One number is all that is asked for: the number of lines below that hold the string "value".

(Items from a data source)
⟨

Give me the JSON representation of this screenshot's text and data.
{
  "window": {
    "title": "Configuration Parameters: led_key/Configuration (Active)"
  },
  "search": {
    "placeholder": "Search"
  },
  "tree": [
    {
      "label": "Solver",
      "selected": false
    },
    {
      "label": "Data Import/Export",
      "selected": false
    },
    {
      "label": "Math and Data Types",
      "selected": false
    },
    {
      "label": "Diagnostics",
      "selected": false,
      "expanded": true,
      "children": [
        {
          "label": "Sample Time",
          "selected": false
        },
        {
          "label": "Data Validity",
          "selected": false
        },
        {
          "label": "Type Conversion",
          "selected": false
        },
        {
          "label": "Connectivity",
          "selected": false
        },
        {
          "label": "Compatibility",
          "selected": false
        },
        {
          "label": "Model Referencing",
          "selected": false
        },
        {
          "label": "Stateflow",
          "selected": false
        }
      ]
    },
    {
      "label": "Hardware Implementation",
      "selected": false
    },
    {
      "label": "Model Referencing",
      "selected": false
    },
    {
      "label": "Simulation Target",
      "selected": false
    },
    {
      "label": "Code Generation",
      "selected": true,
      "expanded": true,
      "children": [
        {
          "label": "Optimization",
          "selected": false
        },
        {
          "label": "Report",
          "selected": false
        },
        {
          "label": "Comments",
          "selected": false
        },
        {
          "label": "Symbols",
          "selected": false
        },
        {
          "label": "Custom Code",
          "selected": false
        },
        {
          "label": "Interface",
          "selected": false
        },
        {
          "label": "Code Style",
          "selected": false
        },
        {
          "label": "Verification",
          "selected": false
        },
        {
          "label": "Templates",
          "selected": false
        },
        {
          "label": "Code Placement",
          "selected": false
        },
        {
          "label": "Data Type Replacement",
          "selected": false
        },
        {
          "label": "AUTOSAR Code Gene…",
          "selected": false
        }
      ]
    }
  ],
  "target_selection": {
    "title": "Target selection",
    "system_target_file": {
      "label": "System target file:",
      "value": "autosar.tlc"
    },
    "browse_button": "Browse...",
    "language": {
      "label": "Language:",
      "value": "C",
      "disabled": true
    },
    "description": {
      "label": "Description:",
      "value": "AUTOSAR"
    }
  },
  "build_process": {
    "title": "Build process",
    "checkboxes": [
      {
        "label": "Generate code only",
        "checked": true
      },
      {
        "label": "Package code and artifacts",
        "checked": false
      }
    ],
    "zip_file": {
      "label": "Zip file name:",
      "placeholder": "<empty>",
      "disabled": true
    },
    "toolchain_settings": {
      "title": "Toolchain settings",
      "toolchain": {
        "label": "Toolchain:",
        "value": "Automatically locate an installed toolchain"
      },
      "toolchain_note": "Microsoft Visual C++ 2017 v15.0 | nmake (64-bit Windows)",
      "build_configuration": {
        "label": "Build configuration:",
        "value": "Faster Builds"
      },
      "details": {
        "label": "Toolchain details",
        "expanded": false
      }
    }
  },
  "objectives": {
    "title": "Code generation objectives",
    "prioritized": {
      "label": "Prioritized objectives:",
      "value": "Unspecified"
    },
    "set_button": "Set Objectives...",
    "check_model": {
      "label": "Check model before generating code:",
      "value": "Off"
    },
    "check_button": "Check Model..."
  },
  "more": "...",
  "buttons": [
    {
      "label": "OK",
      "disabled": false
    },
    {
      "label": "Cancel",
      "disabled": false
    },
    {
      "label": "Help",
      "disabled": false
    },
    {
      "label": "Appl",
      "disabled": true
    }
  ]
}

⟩

Your solution
7